> Data section:
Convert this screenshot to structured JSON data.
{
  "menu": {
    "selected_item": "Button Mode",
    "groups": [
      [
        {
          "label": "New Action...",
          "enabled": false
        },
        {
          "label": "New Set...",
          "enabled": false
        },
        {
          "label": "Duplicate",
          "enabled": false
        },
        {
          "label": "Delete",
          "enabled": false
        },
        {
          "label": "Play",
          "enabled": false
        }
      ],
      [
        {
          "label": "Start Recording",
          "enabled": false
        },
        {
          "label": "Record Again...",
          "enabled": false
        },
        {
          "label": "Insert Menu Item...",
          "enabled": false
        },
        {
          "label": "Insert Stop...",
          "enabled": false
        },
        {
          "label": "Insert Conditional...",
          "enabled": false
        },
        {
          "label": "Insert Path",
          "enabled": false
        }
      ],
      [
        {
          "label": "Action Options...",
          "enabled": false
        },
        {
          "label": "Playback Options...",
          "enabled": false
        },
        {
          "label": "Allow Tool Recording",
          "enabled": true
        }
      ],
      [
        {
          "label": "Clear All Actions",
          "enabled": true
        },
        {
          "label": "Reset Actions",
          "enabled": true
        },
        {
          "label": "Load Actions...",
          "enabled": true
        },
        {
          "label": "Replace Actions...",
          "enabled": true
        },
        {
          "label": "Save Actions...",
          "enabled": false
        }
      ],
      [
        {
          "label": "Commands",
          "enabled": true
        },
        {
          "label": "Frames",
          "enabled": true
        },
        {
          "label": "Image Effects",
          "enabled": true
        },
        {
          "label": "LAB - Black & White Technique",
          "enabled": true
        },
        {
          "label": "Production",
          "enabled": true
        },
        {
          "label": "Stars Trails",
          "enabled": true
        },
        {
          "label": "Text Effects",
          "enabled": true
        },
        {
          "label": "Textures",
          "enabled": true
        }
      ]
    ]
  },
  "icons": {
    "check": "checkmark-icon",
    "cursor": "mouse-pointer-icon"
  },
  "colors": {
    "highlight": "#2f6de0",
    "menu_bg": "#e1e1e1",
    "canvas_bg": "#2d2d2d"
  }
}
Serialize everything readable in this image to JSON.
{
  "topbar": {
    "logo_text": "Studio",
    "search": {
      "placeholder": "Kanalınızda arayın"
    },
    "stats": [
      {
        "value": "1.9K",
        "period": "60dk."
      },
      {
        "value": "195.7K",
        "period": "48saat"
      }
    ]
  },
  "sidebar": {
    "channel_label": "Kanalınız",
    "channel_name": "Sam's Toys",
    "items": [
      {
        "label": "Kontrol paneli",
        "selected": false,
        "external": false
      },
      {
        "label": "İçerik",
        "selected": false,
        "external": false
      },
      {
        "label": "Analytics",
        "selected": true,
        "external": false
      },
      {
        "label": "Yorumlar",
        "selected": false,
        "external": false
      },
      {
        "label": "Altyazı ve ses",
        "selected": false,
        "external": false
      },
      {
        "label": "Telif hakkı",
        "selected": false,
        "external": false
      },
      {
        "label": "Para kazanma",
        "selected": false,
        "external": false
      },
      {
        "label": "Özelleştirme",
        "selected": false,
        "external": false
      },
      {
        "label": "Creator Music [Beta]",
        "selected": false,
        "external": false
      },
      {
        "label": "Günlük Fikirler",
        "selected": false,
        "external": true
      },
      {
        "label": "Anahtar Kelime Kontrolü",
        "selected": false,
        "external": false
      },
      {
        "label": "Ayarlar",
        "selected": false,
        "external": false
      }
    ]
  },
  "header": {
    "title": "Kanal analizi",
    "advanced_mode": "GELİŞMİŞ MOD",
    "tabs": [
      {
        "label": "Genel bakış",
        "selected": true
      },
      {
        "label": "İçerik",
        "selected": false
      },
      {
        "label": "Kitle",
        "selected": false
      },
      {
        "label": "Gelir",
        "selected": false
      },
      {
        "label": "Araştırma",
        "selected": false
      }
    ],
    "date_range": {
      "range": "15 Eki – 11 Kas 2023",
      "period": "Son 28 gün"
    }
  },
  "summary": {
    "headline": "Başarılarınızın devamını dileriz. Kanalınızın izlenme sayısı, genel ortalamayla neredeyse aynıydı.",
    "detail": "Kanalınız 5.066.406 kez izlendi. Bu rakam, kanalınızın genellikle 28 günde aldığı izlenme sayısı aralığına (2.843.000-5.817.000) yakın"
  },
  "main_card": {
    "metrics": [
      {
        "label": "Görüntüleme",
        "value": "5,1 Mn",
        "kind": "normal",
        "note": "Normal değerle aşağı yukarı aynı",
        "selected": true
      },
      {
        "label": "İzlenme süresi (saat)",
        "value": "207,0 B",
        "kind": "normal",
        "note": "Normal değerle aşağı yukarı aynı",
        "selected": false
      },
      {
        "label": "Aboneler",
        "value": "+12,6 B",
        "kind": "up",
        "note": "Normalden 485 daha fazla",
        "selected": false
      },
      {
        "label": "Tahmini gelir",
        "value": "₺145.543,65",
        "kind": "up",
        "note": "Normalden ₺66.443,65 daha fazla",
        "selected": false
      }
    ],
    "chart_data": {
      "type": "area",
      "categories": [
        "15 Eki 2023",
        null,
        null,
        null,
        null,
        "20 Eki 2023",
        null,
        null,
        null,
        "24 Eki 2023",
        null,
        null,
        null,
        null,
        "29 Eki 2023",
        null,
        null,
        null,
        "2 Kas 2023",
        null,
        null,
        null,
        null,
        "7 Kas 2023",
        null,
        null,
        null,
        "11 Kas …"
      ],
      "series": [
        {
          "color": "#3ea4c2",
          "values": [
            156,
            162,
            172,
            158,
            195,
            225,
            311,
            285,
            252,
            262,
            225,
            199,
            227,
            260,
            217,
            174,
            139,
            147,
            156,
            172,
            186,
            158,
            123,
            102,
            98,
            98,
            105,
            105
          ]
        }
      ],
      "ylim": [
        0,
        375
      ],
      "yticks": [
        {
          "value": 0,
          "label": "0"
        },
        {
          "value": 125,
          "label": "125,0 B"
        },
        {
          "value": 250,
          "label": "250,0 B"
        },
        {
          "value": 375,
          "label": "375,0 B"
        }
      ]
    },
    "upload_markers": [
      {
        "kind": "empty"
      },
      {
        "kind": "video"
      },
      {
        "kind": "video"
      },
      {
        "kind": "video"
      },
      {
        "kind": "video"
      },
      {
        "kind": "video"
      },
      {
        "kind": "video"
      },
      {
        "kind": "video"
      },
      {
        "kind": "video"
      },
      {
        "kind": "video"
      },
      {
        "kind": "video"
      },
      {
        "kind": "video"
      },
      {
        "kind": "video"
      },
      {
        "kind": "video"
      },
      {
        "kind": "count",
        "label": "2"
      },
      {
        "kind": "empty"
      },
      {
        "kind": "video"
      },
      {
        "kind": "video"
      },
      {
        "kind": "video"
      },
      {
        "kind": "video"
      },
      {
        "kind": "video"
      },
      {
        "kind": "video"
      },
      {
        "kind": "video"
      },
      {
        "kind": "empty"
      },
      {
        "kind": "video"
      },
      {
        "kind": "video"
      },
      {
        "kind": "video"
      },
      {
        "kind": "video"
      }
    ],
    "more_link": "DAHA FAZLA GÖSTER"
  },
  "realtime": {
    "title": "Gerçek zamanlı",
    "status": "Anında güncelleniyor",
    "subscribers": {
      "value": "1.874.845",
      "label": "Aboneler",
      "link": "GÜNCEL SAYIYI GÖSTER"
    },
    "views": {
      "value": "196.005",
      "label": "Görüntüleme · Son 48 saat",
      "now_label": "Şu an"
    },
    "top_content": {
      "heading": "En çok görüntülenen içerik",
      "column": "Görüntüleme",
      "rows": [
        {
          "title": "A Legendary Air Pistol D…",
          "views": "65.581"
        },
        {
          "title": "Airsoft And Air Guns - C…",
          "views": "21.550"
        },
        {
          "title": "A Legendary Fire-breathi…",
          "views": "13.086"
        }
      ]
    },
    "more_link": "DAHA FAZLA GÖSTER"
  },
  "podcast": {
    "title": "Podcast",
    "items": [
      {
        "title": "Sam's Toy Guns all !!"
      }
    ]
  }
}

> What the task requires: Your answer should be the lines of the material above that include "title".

> Finished exercise:
    "title": "Kanal analizi",
    "title": "Gerçek zamanlı",
          "title": "A Legendary Air Pistol D…",
          "title": "Airsoft And Air Guns - C…",
          "title": "A Legendary Fire-breathi…",
    "title": "Podcast",
        "title": "Sam's Toy Guns all !!"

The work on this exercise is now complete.